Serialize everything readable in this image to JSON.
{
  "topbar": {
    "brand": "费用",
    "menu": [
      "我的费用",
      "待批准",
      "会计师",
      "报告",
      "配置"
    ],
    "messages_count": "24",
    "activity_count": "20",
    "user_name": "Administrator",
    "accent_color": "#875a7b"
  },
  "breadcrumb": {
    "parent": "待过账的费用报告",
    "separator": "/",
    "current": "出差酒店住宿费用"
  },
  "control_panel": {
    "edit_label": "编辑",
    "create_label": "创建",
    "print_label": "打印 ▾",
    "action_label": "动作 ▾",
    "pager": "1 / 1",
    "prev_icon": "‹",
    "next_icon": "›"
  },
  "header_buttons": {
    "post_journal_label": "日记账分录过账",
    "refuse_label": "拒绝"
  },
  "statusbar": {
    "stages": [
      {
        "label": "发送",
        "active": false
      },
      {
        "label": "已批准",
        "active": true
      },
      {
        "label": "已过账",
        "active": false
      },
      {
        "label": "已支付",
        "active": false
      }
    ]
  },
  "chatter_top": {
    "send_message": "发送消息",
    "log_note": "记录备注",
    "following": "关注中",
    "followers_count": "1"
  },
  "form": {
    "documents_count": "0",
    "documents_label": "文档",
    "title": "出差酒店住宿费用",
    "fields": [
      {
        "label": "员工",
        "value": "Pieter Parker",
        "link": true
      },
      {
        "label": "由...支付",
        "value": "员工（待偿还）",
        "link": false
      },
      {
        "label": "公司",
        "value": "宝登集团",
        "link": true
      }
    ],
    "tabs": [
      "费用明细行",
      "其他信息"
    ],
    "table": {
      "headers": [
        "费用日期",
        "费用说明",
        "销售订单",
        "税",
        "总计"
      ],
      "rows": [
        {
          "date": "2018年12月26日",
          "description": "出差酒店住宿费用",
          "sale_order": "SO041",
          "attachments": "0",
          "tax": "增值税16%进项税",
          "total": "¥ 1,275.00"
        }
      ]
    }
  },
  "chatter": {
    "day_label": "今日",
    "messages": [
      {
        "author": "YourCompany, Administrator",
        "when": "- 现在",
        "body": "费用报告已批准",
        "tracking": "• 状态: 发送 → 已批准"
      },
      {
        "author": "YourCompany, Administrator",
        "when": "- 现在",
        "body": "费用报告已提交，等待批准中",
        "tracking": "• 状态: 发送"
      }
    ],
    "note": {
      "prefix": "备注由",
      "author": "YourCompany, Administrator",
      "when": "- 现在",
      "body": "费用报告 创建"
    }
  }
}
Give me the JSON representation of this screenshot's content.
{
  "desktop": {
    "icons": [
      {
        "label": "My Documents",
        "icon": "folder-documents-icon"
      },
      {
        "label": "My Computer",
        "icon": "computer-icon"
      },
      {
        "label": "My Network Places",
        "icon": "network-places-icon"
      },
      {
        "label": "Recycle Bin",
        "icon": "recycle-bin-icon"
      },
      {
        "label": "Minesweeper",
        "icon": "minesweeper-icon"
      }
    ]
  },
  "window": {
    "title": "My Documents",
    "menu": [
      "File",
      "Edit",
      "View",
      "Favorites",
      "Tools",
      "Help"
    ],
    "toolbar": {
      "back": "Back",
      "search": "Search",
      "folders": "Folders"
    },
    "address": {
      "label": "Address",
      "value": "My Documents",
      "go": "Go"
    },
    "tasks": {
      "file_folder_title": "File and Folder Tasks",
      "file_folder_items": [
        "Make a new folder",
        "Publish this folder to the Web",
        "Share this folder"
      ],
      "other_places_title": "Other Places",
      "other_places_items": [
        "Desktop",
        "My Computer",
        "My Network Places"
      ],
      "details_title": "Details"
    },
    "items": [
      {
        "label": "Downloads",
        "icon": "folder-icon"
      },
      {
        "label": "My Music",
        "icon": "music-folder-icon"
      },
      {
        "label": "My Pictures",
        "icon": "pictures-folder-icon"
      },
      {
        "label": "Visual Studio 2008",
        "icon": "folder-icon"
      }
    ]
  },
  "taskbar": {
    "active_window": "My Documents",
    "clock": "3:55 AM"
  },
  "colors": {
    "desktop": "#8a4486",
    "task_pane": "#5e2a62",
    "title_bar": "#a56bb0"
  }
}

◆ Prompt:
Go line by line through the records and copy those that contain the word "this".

◆ Reply:
Serialize everything readable in this image to JSON.
Give me the JSON representation of this screenshot's content.
        "Publish this folder to the Web",
        "Share this folder"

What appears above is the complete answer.